» **WHAT TO PRODUCE**
Leaving the pictures aside, restate all of the data exactly.

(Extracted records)
--------------------------------------------------
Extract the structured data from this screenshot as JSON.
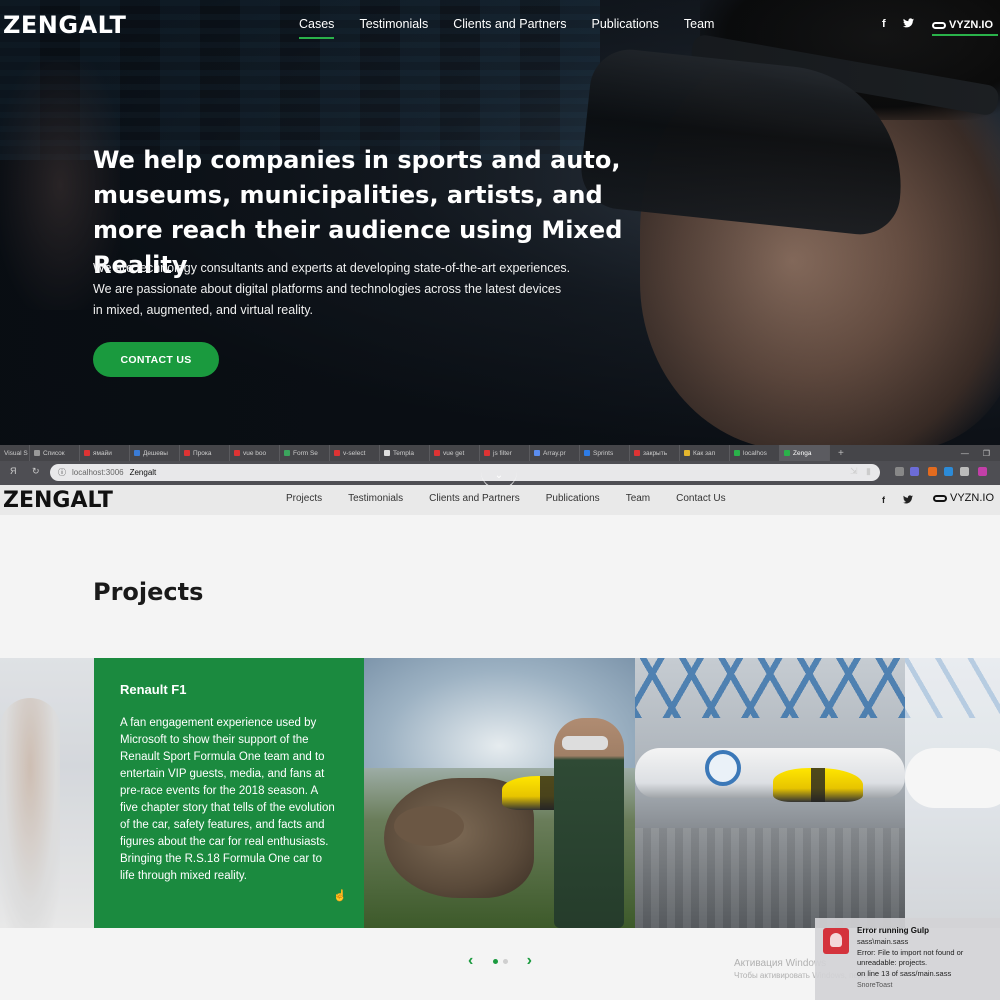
{
  "hero_nav": {
    "logo": "ZENGALT",
    "links": [
      "Cases",
      "Testimonials",
      "Clients and Partners",
      "Publications",
      "Team"
    ],
    "active_link": "Cases",
    "social": [
      "f",
      "twitter-icon"
    ],
    "vyzn": "VYZN.IO"
  },
  "hero": {
    "title": "We help companies in sports and auto, museums, municipalities, artists, and more reach their audience using Mixed Reality",
    "subtitle": "We are technology consultants and experts at developing state-of-the-art experiences. We are passionate about digital platforms and technologies across the latest devices in mixed, augmented, and virtual reality.",
    "cta": "CONTACT US"
  },
  "browser": {
    "tabs": [
      "Visual S",
      "Список",
      "ямайи",
      "Дешевы",
      "Прока",
      "vue boo",
      "Form Se",
      "v-select",
      "Templa",
      "vue get",
      "js filter",
      "Array.pr",
      "Sprints",
      "закрыть",
      "Как зап",
      "localhos",
      "Zenga"
    ],
    "active_tab": "Zenga",
    "url_host": "localhost:3006",
    "url_title": "Zengalt",
    "nav_glyph": "Я"
  },
  "nav2": {
    "logo": "ZENGALT",
    "links": [
      "Projects",
      "Testimonials",
      "Clients and Partners",
      "Publications",
      "Team",
      "Contact Us"
    ],
    "vyzn": "VYZN.IO"
  },
  "projects": {
    "title": "Projects",
    "card_title": "Renault F1",
    "card_desc": "A fan engagement experience used by Microsoft to show their support of the Renault Sport Formula One team and to entertain VIP guests, media, and fans at pre-race events for the 2018 season. A five chapter story that tells of the evolution of the car, safety features, and facts and figures about the car for real enthusiasts. Bringing the R.S.18 Formula One car to life through mixed reality.",
    "page_count": 2,
    "active_page": 1
  },
  "windows": {
    "activate_line1": "Активация Windows",
    "activate_line2": "Чтобы активировать Windows, перей..."
  },
  "toast": {
    "title": "Error running Gulp",
    "line1": "sass\\main.sass",
    "line2": "Error: File to import not found or unreadable: projects.",
    "line3": "on line 13 of sass/main.sass",
    "app": "SnoreToast"
  },
  "colors": {
    "accent": "#1a9a3e",
    "card": "#1b8a3f"
  }
}
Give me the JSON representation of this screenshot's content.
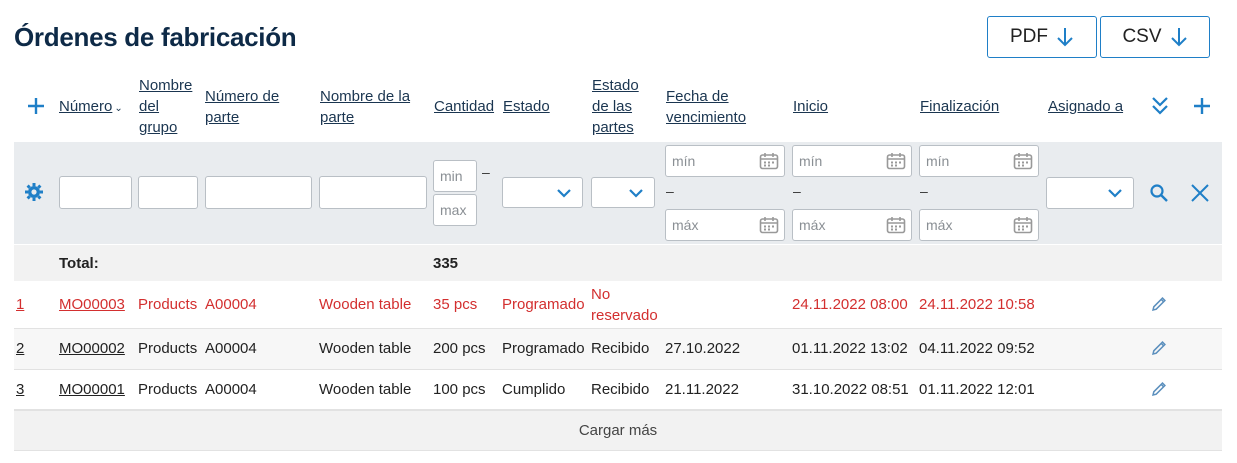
{
  "page_title": "Órdenes de fabricación",
  "toolbar": {
    "pdf_label": "PDF",
    "csv_label": "CSV"
  },
  "columns": {
    "numero": "Número",
    "grupo": "Nombre del grupo",
    "num_parte": "Número de parte",
    "nombre_parte": "Nombre de la parte",
    "cantidad": "Cantidad",
    "estado": "Estado",
    "estado_partes": "Estado de las partes",
    "vencimiento": "Fecha de vencimiento",
    "inicio": "Inicio",
    "finalizacion": "Finalización",
    "asignado": "Asignado a"
  },
  "filters": {
    "min_short": "min",
    "max_short": "max",
    "min_date": "mín",
    "max_date": "máx",
    "range_sep": "–"
  },
  "totals": {
    "label": "Total:",
    "cantidad": "335"
  },
  "rows": [
    {
      "index": "1",
      "numero": "MO00003",
      "grupo": "Products",
      "num_parte": "A00004",
      "nombre_parte": "Wooden table",
      "cantidad": "35 pcs",
      "estado": "Programado",
      "estado_partes_1": "No",
      "estado_partes_2": "reservado",
      "vencimiento": "",
      "inicio": "24.11.2022 08:00",
      "finalizacion": "24.11.2022 10:58",
      "asignado": "",
      "highlight": true
    },
    {
      "index": "2",
      "numero": "MO00002",
      "grupo": "Products",
      "num_parte": "A00004",
      "nombre_parte": "Wooden table",
      "cantidad": "200 pcs",
      "estado": "Programado",
      "estado_partes": "Recibido",
      "vencimiento": "27.10.2022",
      "inicio": "01.11.2022 13:02",
      "finalizacion": "04.11.2022 09:52",
      "asignado": ""
    },
    {
      "index": "3",
      "numero": "MO00001",
      "grupo": "Products",
      "num_parte": "A00004",
      "nombre_parte": "Wooden table",
      "cantidad": "100 pcs",
      "estado": "Cumplido",
      "estado_partes": "Recibido",
      "vencimiento": "21.11.2022",
      "inicio": "31.10.2022 08:51",
      "finalizacion": "01.11.2022 12:01",
      "asignado": ""
    }
  ],
  "load_more": "Cargar más",
  "colors": {
    "accent": "#1f7fc7",
    "title": "#0e2a47",
    "error": "#d32f2f",
    "filter_bg": "#e9ecef",
    "total_bg": "#f2f2f2"
  }
}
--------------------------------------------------
» **ANSWER TO THIS TASK**
Extract the structured data from this screenshot as JSON.
{
  "hero_nav": {
    "logo": "ZENGALT",
    "links": [
      "Cases",
      "Testimonials",
      "Clients and Partners",
      "Publications",
      "Team"
    ],
    "active_link": "Cases",
    "social": [
      "f",
      "twitter-icon"
    ],
    "vyzn": "VYZN.IO"
  },
  "hero": {
    "title": "We help companies in sports and auto, museums, municipalities, artists, and more reach their audience using Mixed Reality",
    "subtitle": "We are technology consultants and experts at developing state-of-the-art experiences. We are passionate about digital platforms and technologies across the latest devices in mixed, augmented, and virtual reality.",
    "cta": "CONTACT US"
  },
  "browser": {
    "tabs": [
      "Visual S",
      "Список",
      "ямайи",
      "Дешевы",
      "Прока",
      "vue boo",
      "Form Se",
      "v-select",
      "Templa",
      "vue get",
      "js filter",
      "Array.pr",
      "Sprints",
      "закрыть",
      "Как зап",
      "localhos",
      "Zenga"
    ],
    "active_tab": "Zenga",
    "url_host": "localhost:3006",
    "url_title": "Zengalt",
    "nav_glyph": "Я"
  },
  "nav2": {
    "logo": "ZENGALT",
    "links": [
      "Projects",
      "Testimonials",
      "Clients and Partners",
      "Publications",
      "Team",
      "Contact Us"
    ],
    "vyzn": "VYZN.IO"
  },
  "projects": {
    "title": "Projects",
    "card_title": "Renault F1",
    "card_desc": "A fan engagement experience used by Microsoft to show their support of the Renault Sport Formula One team and to entertain VIP guests, media, and fans at pre-race events for the 2018 season. A five chapter story that tells of the evolution of the car, safety features, and facts and figures about the car for real enthusiasts. Bringing the R.S.18 Formula One car to life through mixed reality.",
    "page_count": 2,
    "active_page": 1
  },
  "windows": {
    "activate_line1": "Активация Windows",
    "activate_line2": "Чтобы активировать Windows, перей..."
  },
  "toast": {
    "title": "Error running Gulp",
    "line1": "sass\\main.sass",
    "line2": "Error: File to import not found or unreadable: projects.",
    "line3": "on line 13 of sass/main.sass",
    "app": "SnoreToast"
  },
  "colors": {
    "accent": "#1a9a3e",
    "card": "#1b8a3f"
  }
}
Give me the JSON representation of this screenshot's content.
{
  "page_title": "Órdenes de fabricación",
  "toolbar": {
    "pdf_label": "PDF",
    "csv_label": "CSV"
  },
  "columns": {
    "numero": "Número",
    "grupo": "Nombre del grupo",
    "num_parte": "Número de parte",
    "nombre_parte": "Nombre de la parte",
    "cantidad": "Cantidad",
    "estado": "Estado",
    "estado_partes": "Estado de las partes",
    "vencimiento": "Fecha de vencimiento",
    "inicio": "Inicio",
    "finalizacion": "Finalización",
    "asignado": "Asignado a"
  },
  "filters": {
    "min_short": "min",
    "max_short": "max",
    "min_date": "mín",
    "max_date": "máx",
    "range_sep": "–"
  },
  "totals": {
    "label": "Total:",
    "cantidad": "335"
  },
  "rows": [
    {
      "index": "1",
      "numero": "MO00003",
      "grupo": "Products",
      "num_parte": "A00004",
      "nombre_parte": "Wooden table",
      "cantidad": "35 pcs",
      "estado": "Programado",
      "estado_partes_1": "No",
      "estado_partes_2": "reservado",
      "vencimiento": "",
      "inicio": "24.11.2022 08:00",
      "finalizacion": "24.11.2022 10:58",
      "asignado": "",
      "highlight": true
    },
    {
      "index": "2",
      "numero": "MO00002",
      "grupo": "Products",
      "num_parte": "A00004",
      "nombre_parte": "Wooden table",
      "cantidad": "200 pcs",
      "estado": "Programado",
      "estado_partes": "Recibido",
      "vencimiento": "27.10.2022",
      "inicio": "01.11.2022 13:02",
      "finalizacion": "04.11.2022 09:52",
      "asignado": ""
    },
    {
      "index": "3",
      "numero": "MO00001",
      "grupo": "Products",
      "num_parte": "A00004",
      "nombre_parte": "Wooden table",
      "cantidad": "100 pcs",
      "estado": "Cumplido",
      "estado_partes": "Recibido",
      "vencimiento": "21.11.2022",
      "inicio": "31.10.2022 08:51",
      "finalizacion": "01.11.2022 12:01",
      "asignado": ""
    }
  ],
  "load_more": "Cargar más",
  "colors": {
    "accent": "#1f7fc7",
    "title": "#0e2a47",
    "error": "#d32f2f",
    "filter_bg": "#e9ecef",
    "total_bg": "#f2f2f2"
  }
}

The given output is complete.